Data about app and page elements
= = = = = = =

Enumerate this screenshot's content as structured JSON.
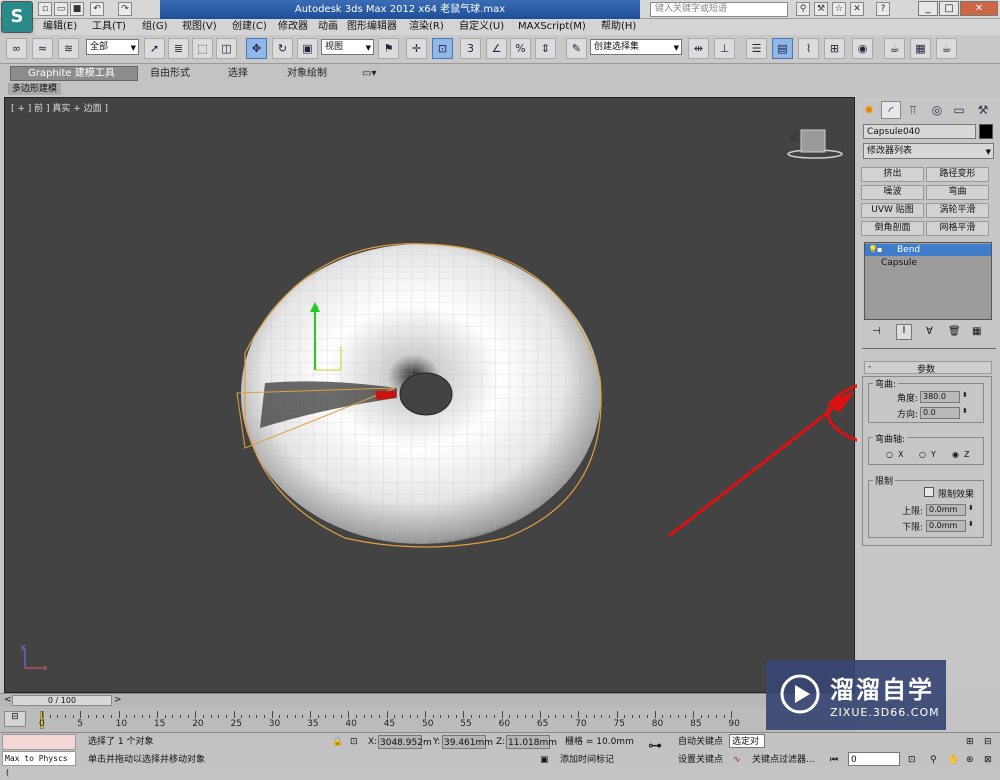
{
  "title_bar": {
    "title": "Autodesk 3ds Max  2012 x64     老鼠气球.max",
    "search_placeholder": "键入关键字或短语"
  },
  "menu": [
    "编辑(E)",
    "工具(T)",
    "组(G)",
    "视图(V)",
    "创建(C)",
    "修改器",
    "动画",
    "图形编辑器",
    "渲染(R)",
    "自定义(U)",
    "MAXScript(M)",
    "帮助(H)"
  ],
  "toolbar": {
    "selection_filter": "全部",
    "ref_coord": "视图",
    "named_selection": "创建选择集"
  },
  "ribbon": {
    "tabs": [
      "Graphite 建模工具",
      "自由形式",
      "选择",
      "对象绘制"
    ],
    "subtab": "多边形建模"
  },
  "viewport": {
    "label": "[ + ] 前 ] 真实 + 边面 ]",
    "viewcube_face": "前",
    "axis_y": "y",
    "axis_x": "x"
  },
  "command_panel": {
    "object_name": "Capsule040",
    "modifier_list": "修改器列表",
    "modifier_buttons": [
      "挤出",
      "路径变形",
      "噪波",
      "弯曲",
      "UVW 贴图",
      "涡轮平滑",
      "倒角剖面",
      "网格平滑"
    ],
    "stack": [
      "Bend",
      "Capsule"
    ],
    "rollout_title": "参数",
    "bend_group": "弯曲:",
    "angle_label": "角度:",
    "angle_value": "380.0",
    "direction_label": "方向:",
    "direction_value": "0.0",
    "axis_group": "弯曲轴:",
    "axis_x": "X",
    "axis_y": "Y",
    "axis_z": "Z",
    "limits_group": "限制",
    "limit_effect": "限制效果",
    "upper_label": "上限:",
    "upper_value": "0.0mm",
    "lower_label": "下限:",
    "lower_value": "0.0mm"
  },
  "timeline": {
    "frame": "0 / 100",
    "ticks": [
      "0",
      "5",
      "10",
      "15",
      "20",
      "25",
      "30",
      "35",
      "40",
      "45",
      "50",
      "55",
      "60",
      "65",
      "70",
      "75",
      "80",
      "85",
      "90"
    ]
  },
  "status": {
    "script_box": "Max to Physcs (",
    "selection": "选择了 1 个对象",
    "prompt": "单击并拖动以选择并移动对象",
    "x_label": "X:",
    "x_value": "3048.952m",
    "y_label": "Y:",
    "y_value": "39.461mm",
    "z_label": "Z:",
    "z_value": "11.018mm",
    "grid": "栅格 = 10.0mm",
    "auto_key": "自动关键点",
    "set_key": "设置关键点",
    "selected": "选定对象",
    "add_time_tag": "添加时间标记",
    "key_filter": "关键点过滤器...",
    "frame_value": "0"
  },
  "watermark": {
    "brand": "溜溜自学",
    "url": "ZIXUE.3D66.COM"
  },
  "colors": {
    "viewport_bg": "#434343",
    "annotation": "#dd1111",
    "selection": "#e0a040"
  }
}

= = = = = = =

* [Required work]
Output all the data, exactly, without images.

* [Answer to this task]
Enumerate this screenshot's content as structured JSON.
{
  "title_bar": {
    "title": "Autodesk 3ds Max  2012 x64     老鼠气球.max",
    "search_placeholder": "键入关键字或短语"
  },
  "menu": [
    "编辑(E)",
    "工具(T)",
    "组(G)",
    "视图(V)",
    "创建(C)",
    "修改器",
    "动画",
    "图形编辑器",
    "渲染(R)",
    "自定义(U)",
    "MAXScript(M)",
    "帮助(H)"
  ],
  "toolbar": {
    "selection_filter": "全部",
    "ref_coord": "视图",
    "named_selection": "创建选择集"
  },
  "ribbon": {
    "tabs": [
      "Graphite 建模工具",
      "自由形式",
      "选择",
      "对象绘制"
    ],
    "subtab": "多边形建模"
  },
  "viewport": {
    "label": "[ + ] 前 ] 真实 + 边面 ]",
    "viewcube_face": "前",
    "axis_y": "y",
    "axis_x": "x"
  },
  "command_panel": {
    "object_name": "Capsule040",
    "modifier_list": "修改器列表",
    "modifier_buttons": [
      "挤出",
      "路径变形",
      "噪波",
      "弯曲",
      "UVW 贴图",
      "涡轮平滑",
      "倒角剖面",
      "网格平滑"
    ],
    "stack": [
      "Bend",
      "Capsule"
    ],
    "rollout_title": "参数",
    "bend_group": "弯曲:",
    "angle_label": "角度:",
    "angle_value": "380.0",
    "direction_label": "方向:",
    "direction_value": "0.0",
    "axis_group": "弯曲轴:",
    "axis_x": "X",
    "axis_y": "Y",
    "axis_z": "Z",
    "limits_group": "限制",
    "limit_effect": "限制效果",
    "upper_label": "上限:",
    "upper_value": "0.0mm",
    "lower_label": "下限:",
    "lower_value": "0.0mm"
  },
  "timeline": {
    "frame": "0 / 100",
    "ticks": [
      "0",
      "5",
      "10",
      "15",
      "20",
      "25",
      "30",
      "35",
      "40",
      "45",
      "50",
      "55",
      "60",
      "65",
      "70",
      "75",
      "80",
      "85",
      "90"
    ]
  },
  "status": {
    "script_box": "Max to Physcs (",
    "selection": "选择了 1 个对象",
    "prompt": "单击并拖动以选择并移动对象",
    "x_label": "X:",
    "x_value": "3048.952m",
    "y_label": "Y:",
    "y_value": "39.461mm",
    "z_label": "Z:",
    "z_value": "11.018mm",
    "grid": "栅格 = 10.0mm",
    "auto_key": "自动关键点",
    "set_key": "设置关键点",
    "selected": "选定对象",
    "add_time_tag": "添加时间标记",
    "key_filter": "关键点过滤器...",
    "frame_value": "0"
  },
  "watermark": {
    "brand": "溜溜自学",
    "url": "ZIXUE.3D66.COM"
  },
  "colors": {
    "viewport_bg": "#434343",
    "annotation": "#dd1111",
    "selection": "#e0a040"
  }
}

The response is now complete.